Blair Hanley Frank

Portable gaming is in crisis. Dedicated handheld consoles like the Nintendo 3DS and PS Vita are primarily designed to do one thing: play games. When dedicated handheld consoles were the only game in town, console makers didn’t have a problem. But now, thanks to smartphone platforms like iOS and Android providing rich gaming experiences in their own right, Nintendo and Sony have to rise to meet that challenge.

Therein lies the problem: The handheld market has long been focused on providing an acceptable gaming experience, and has relied on being the only game in town for any sort of handheld video gaming in order to make sales. With the rise in mobile gaming that we’re seeing now, though, that sort of mentality seems increasingly outmoded. I’m catching up on much of Square Enix’s back catalog right now on my iPhone. Square’s ports of classic titles like Chrono Trigger and Final Fantasy Tactics are proof that it’s possible to provide a rich gaming experience on an iOS device.

As a college student with limited income, paying $300 or $400 for a device that does not perform multiple tasks like a smartphone or a laptop seems really steep. New games for those systems cost $40. That kind of an expenditure is just hard to swallow as a cash-strapped student, especially for a handheld experience that seems to be up to par, but nothing incredibly special.

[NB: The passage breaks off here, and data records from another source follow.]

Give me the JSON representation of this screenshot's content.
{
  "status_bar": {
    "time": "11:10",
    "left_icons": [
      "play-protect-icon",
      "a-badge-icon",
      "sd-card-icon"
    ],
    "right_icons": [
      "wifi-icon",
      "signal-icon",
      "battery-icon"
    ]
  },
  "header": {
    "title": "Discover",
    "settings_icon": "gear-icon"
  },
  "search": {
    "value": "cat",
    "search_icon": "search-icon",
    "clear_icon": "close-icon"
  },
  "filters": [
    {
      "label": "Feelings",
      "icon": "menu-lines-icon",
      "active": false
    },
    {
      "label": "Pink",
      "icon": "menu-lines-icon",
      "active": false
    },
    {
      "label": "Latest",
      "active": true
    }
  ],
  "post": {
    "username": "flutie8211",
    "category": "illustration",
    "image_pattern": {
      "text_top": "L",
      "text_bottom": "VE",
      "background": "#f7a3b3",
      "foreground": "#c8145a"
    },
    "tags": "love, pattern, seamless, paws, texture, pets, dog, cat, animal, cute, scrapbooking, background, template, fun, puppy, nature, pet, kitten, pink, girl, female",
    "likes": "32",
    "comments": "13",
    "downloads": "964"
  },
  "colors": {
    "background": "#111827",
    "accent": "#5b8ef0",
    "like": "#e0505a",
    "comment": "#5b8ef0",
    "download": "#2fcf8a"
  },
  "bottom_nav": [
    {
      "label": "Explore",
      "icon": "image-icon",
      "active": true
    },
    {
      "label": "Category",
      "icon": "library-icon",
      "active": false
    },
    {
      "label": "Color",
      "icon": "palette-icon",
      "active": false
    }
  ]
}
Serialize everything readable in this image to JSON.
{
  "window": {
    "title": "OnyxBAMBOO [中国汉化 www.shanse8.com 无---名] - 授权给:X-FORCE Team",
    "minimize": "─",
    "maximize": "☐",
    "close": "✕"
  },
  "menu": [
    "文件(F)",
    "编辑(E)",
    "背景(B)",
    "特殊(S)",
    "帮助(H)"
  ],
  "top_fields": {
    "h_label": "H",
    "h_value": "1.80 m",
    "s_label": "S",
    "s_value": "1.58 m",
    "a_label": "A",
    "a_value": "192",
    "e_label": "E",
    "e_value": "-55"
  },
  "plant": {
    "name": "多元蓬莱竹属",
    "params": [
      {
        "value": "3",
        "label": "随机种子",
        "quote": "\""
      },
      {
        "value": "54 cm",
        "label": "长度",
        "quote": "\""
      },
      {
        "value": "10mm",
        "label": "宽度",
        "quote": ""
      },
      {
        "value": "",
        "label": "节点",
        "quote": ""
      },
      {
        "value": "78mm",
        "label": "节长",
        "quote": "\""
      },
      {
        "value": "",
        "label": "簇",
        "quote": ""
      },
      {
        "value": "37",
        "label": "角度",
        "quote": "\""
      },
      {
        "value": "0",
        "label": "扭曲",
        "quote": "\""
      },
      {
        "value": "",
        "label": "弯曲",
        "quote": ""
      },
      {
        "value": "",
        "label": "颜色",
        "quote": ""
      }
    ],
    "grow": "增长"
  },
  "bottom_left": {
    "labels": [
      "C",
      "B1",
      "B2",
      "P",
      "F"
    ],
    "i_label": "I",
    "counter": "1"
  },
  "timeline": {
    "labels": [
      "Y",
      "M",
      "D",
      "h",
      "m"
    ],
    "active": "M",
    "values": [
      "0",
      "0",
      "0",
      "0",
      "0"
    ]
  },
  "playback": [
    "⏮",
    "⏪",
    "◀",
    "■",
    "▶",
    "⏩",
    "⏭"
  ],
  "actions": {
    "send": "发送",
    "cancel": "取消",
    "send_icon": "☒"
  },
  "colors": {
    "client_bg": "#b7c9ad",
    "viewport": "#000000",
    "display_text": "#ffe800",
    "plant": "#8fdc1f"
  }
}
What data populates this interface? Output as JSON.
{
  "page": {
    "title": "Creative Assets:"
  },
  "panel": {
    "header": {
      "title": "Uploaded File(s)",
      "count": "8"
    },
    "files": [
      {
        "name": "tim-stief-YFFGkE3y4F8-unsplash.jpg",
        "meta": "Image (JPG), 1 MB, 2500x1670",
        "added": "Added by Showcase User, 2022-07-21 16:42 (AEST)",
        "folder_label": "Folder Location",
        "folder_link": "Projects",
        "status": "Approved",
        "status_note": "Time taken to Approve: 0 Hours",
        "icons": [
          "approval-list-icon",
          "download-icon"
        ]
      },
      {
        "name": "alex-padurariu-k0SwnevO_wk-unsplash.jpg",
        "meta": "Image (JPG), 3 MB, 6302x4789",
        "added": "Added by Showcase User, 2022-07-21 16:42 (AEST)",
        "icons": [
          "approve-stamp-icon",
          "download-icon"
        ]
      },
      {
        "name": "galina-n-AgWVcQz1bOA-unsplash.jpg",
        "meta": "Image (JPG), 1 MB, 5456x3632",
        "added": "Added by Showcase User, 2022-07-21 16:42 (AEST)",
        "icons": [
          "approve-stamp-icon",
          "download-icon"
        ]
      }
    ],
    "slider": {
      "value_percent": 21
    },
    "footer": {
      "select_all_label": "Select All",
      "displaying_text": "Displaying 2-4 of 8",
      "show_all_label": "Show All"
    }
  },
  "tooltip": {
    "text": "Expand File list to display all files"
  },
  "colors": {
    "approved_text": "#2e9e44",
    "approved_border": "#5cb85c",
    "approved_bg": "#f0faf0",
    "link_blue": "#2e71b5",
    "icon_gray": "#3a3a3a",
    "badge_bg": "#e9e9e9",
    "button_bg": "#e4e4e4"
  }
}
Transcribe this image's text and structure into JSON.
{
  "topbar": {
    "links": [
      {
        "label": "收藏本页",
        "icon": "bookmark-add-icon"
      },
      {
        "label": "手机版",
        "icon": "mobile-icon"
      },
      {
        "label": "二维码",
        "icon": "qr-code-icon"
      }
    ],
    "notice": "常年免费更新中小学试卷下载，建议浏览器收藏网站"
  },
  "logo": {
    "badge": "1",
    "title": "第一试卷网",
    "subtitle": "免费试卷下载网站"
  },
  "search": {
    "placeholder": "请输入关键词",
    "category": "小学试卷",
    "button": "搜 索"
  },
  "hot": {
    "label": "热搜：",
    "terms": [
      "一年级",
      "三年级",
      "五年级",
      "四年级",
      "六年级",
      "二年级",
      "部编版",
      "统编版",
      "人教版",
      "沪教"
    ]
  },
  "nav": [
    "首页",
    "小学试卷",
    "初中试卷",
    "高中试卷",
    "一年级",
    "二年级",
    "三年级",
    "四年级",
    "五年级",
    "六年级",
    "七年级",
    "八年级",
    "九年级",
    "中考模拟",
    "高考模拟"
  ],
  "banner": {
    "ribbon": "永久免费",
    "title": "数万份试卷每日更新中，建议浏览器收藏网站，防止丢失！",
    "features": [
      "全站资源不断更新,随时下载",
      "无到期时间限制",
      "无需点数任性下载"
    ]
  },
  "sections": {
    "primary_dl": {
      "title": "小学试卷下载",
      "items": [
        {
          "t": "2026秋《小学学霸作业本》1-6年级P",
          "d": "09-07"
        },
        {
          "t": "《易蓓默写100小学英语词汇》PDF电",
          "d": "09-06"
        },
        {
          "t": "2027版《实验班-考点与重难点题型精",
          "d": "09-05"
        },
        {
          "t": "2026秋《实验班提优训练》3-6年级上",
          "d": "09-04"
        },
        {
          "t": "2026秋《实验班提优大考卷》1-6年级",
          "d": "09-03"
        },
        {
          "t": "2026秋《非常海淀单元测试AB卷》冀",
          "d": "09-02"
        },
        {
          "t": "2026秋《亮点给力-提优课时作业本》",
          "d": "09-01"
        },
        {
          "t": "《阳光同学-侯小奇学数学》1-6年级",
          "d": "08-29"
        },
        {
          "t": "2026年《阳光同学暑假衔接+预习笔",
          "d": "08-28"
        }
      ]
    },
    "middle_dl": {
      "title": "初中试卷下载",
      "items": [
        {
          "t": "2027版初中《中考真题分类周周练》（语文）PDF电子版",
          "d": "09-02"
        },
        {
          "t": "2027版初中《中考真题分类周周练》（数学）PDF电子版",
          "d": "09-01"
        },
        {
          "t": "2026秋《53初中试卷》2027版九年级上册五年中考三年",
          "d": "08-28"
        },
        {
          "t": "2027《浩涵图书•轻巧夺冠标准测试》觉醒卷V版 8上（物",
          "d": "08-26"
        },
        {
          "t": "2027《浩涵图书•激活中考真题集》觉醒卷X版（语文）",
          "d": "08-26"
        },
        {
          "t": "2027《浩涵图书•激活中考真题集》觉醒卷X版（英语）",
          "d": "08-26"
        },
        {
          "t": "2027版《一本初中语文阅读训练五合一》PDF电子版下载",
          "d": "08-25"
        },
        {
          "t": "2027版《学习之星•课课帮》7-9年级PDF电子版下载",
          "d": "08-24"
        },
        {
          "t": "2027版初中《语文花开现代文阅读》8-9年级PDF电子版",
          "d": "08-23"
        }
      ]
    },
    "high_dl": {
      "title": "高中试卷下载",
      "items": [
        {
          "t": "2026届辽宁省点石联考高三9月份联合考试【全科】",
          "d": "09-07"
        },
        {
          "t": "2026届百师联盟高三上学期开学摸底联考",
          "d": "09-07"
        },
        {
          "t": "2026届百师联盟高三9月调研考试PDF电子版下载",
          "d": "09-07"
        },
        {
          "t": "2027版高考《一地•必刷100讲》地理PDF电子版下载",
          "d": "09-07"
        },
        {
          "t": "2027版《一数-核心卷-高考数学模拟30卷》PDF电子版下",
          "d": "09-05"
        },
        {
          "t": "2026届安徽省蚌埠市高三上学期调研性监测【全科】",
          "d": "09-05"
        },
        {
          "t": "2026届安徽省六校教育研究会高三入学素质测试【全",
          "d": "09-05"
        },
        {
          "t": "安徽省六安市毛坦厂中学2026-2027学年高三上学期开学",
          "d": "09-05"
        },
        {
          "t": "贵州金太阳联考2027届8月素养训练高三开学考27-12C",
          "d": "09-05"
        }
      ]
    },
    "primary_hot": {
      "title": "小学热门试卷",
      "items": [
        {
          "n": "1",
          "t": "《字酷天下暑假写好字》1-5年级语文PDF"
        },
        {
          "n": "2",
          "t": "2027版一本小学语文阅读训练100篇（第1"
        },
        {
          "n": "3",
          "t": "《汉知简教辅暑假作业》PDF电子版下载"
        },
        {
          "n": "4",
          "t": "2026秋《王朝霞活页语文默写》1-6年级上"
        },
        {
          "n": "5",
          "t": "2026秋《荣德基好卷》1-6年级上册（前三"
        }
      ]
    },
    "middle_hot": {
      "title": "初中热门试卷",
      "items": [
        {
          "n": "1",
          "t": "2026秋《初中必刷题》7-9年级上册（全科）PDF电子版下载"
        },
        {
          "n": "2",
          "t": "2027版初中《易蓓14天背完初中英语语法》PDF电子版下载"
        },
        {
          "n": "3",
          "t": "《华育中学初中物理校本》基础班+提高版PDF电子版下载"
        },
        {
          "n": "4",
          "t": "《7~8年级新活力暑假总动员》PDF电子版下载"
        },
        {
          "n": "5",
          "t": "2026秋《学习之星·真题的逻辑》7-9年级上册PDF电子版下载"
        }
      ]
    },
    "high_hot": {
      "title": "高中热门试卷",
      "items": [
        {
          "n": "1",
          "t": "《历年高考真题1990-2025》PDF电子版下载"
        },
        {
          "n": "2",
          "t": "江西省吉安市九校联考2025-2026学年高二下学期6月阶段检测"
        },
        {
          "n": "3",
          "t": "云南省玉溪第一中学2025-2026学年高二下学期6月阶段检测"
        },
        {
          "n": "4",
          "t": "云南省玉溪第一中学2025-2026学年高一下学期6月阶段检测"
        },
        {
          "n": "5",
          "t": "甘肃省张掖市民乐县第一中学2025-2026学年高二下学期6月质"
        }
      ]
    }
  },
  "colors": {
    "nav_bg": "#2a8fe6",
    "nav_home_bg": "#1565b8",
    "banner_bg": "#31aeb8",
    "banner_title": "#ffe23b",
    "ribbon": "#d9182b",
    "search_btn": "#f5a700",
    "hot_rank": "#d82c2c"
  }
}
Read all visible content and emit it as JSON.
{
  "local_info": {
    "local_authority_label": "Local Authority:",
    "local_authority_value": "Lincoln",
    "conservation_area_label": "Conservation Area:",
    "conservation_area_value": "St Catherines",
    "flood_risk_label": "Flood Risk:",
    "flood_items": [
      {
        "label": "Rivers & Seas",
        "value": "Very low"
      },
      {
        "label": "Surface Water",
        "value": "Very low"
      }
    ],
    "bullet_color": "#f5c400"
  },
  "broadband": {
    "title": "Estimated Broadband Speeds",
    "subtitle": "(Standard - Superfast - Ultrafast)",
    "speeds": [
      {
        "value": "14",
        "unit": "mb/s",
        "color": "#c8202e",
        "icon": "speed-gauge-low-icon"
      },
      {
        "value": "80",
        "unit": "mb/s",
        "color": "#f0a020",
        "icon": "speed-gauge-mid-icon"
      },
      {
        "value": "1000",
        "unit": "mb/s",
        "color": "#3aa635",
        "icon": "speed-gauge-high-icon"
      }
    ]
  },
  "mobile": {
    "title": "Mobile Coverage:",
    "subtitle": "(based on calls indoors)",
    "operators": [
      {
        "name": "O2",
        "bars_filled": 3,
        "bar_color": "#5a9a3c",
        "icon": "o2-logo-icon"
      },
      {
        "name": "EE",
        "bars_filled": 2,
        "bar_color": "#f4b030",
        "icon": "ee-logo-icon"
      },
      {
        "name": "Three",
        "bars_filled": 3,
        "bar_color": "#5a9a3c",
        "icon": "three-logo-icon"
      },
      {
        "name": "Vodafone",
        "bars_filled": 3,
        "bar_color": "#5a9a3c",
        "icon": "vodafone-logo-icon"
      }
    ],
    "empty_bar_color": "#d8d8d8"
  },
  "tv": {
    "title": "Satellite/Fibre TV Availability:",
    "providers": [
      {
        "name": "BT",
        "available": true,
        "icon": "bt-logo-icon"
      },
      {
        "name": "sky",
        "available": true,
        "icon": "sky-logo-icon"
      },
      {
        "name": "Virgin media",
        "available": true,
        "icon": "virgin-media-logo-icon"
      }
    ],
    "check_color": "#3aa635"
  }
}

I don’t want to see handheld consoles disappear, though. Complex gameplay, especially when it comes to certain genres like shooters, is incredibly difficult to execute on a device with no physical buttons. I firmly believe that handhelds can continue to be a driver of innovation in portable gaming, but Nintendo and Sony have to step up their execution, and prove that their consoles are worth the extra money.